You’re probably familiar with market cap-weighted exchange traded funds (ETFs). But did you know that if you own a market cap- weighted global index fund, you’d have 50% more money allocated to Switzerland than China? It may be time to consider another way.
That last fact is surprising, given that China’s economy is 10 times larger than Switzerland’s economy. Not to mention, China’s economy is growing at a much faster pace.
The reason for this seemingly illogical weighting is that the MSCI All-Country World Index, one of the most popular global indexes, is composed with a free-floating calculation, reports Matt Hougan of Index Universe.
Basically, MSCI sums up the market caps for all companies trading on major exchanges throughout the world and adjusts the weighting according to the number of freely traded shares. That means that shares held by insiders and governments are not included. [China ETFs: Foreign Investors Look Long-Term.]
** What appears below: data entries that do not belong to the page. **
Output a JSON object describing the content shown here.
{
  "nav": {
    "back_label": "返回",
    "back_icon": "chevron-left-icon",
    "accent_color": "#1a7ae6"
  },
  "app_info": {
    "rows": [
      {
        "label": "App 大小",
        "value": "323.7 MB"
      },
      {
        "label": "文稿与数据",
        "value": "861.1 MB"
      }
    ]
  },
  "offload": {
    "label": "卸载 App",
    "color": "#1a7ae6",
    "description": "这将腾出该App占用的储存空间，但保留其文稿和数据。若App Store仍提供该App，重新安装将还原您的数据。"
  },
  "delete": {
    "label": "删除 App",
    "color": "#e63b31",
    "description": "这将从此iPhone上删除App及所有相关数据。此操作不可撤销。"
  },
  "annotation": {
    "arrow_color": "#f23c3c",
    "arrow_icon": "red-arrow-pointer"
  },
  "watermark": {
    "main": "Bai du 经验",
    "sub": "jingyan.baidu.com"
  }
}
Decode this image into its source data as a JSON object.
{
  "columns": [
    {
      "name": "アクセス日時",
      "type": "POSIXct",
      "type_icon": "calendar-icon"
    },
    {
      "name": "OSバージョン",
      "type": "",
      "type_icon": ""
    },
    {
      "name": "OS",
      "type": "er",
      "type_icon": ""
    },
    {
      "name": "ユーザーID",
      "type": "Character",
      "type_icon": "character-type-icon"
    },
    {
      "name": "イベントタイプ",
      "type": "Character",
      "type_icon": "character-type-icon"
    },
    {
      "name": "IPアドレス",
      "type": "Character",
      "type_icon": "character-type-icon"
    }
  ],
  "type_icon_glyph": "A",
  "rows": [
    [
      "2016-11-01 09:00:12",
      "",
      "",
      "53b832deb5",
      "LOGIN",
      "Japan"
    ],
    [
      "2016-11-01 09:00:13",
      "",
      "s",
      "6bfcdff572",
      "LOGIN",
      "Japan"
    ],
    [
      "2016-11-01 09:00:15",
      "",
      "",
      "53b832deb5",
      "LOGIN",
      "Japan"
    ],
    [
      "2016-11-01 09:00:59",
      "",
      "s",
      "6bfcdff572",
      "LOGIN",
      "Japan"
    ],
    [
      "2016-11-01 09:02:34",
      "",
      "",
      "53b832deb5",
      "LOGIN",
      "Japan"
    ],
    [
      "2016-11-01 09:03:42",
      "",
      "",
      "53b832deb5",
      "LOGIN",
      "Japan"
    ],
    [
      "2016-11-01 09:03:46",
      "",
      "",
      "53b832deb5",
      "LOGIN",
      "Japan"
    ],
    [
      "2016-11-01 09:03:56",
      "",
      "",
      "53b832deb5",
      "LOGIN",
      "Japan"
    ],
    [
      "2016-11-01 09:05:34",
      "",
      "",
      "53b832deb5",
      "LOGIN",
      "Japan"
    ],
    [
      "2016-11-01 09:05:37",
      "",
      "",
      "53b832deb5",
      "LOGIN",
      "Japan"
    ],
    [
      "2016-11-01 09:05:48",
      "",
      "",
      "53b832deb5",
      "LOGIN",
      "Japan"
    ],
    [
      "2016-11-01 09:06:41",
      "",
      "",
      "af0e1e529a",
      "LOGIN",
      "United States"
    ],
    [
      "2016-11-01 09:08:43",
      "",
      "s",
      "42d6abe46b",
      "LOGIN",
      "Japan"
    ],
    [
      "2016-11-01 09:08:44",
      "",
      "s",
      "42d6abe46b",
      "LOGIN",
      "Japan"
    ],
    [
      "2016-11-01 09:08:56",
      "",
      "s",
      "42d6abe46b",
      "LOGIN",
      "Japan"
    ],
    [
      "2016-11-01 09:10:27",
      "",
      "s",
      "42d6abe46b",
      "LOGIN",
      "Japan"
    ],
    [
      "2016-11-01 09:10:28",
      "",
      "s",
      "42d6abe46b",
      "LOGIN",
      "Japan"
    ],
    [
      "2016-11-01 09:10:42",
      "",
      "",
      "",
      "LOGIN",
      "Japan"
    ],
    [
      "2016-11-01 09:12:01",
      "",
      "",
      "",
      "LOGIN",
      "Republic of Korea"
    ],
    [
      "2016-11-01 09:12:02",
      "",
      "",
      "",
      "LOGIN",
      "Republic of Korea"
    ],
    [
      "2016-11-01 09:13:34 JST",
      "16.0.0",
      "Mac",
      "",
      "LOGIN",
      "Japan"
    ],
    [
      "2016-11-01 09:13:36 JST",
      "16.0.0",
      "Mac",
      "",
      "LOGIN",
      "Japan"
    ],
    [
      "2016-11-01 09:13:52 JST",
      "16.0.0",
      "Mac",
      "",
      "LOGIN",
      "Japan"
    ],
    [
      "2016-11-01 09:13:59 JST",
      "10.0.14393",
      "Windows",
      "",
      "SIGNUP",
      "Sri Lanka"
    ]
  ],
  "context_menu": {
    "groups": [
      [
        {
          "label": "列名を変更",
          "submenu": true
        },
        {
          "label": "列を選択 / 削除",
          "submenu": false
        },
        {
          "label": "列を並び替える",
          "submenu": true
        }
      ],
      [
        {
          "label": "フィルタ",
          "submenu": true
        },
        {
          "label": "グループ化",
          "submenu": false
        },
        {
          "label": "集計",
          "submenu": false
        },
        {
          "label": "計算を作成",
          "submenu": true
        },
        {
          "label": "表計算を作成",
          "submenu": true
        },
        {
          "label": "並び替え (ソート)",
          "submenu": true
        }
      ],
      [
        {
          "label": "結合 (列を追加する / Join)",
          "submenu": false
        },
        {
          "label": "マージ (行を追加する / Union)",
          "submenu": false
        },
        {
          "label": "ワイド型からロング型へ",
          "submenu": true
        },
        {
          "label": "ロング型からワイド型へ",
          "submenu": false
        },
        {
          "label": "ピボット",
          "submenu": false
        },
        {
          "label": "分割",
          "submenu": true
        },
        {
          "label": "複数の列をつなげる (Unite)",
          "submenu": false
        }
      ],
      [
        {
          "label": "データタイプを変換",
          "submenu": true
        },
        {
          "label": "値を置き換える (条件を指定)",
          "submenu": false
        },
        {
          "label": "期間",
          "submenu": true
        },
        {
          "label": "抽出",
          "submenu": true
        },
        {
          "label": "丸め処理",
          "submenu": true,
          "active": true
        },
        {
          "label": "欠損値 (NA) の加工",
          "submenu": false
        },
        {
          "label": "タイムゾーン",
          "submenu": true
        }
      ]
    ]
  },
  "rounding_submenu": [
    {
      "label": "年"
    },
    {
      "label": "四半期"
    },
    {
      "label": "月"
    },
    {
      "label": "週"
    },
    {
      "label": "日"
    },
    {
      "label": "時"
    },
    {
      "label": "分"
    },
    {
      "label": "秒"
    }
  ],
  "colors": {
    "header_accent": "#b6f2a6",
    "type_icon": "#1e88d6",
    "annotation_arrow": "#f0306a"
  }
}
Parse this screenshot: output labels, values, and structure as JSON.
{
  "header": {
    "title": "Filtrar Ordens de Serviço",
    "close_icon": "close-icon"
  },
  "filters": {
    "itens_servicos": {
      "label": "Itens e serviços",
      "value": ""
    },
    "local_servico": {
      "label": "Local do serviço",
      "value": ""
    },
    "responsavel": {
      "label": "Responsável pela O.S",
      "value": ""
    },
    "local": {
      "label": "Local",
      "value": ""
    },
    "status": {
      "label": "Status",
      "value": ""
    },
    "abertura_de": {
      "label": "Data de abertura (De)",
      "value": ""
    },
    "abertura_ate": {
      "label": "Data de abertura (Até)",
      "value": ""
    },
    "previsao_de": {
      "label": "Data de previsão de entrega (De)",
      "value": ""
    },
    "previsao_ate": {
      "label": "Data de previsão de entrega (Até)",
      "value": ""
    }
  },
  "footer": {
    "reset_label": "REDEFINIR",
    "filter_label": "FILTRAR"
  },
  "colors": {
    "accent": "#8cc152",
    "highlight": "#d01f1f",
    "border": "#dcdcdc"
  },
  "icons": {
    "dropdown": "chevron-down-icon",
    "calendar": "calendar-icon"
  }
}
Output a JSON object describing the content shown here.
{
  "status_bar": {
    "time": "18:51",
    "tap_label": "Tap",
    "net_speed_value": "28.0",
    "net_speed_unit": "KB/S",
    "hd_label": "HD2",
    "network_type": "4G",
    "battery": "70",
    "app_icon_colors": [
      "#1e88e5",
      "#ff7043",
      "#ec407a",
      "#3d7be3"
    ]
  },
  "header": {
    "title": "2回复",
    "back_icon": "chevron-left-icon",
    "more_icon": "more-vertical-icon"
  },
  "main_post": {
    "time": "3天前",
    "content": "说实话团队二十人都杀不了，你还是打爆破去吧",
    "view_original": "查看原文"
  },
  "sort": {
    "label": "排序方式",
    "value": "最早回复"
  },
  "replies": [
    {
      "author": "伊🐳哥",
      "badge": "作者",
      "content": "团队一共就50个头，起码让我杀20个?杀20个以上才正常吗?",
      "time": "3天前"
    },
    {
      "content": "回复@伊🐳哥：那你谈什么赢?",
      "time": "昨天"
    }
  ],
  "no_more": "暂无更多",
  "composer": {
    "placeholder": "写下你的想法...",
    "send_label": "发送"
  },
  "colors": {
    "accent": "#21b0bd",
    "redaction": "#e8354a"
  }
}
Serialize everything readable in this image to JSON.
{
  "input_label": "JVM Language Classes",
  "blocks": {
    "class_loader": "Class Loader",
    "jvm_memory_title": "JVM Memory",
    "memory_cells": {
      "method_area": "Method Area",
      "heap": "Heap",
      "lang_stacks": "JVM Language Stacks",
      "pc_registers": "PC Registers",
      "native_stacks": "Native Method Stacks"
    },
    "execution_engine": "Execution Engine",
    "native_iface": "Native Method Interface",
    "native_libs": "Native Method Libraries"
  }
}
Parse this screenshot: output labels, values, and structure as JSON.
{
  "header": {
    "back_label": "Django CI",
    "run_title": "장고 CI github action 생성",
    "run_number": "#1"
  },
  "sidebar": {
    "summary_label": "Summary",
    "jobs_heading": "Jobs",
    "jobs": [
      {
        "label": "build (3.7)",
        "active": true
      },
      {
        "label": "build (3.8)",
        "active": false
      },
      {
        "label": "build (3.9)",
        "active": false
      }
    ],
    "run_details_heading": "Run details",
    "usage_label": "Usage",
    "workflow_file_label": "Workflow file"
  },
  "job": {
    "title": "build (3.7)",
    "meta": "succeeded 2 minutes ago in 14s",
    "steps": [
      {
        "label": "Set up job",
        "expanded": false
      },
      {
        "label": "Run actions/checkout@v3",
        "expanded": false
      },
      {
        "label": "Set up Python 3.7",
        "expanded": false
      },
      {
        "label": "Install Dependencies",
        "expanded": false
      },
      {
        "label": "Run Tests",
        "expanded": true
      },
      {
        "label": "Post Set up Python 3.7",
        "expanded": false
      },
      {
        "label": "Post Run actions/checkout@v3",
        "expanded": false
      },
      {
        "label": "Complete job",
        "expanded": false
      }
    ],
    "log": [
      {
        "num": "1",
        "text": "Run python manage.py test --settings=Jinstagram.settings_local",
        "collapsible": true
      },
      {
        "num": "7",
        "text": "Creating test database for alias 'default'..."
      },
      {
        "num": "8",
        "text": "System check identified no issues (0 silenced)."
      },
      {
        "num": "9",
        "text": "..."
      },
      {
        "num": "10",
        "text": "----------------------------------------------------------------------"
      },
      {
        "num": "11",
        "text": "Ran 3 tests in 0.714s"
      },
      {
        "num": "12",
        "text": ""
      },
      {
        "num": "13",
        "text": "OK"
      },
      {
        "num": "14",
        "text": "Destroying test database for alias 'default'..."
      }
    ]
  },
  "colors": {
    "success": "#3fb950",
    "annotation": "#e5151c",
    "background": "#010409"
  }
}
Although this method has its advantages, it does introduce two biases, Hougan says.
- First, it skews the portfolio to countries with well-developed capital markets.
- Second, it skews the portfolio away from countries with large insider holdings. The result is that countries such as Australia and Canada are weighted more heavily than China, even though China dwarfs both countries by GDP. [Which ETFs Come With Euro Exposure?]
Since 1988, the GDP weighted MSCI ACWI has outperformed its market cap-weighted peer by 2.7% annually. That’s a huge difference. [6 ETFs That Could Be Hit in European Banking Crisis.]
If you narrow your research down to emerging markets, the difference is greater, with the GDP weighted index outperforming the market weighted index by almost 5% annually.
For more stories on ETFs, visit our ETF 101 category.
- iShares MSCI ACWI Index (NASDAQ: ACWI)
Sumin Kim contributed to this article.
The opinions and forecasts expressed herein are solely those of Tom Lydon, and may not actually come to pass. Information on this site should not be used or construed as an offer to sell, a solicitation of an offer to buy, or a recommendation for any product.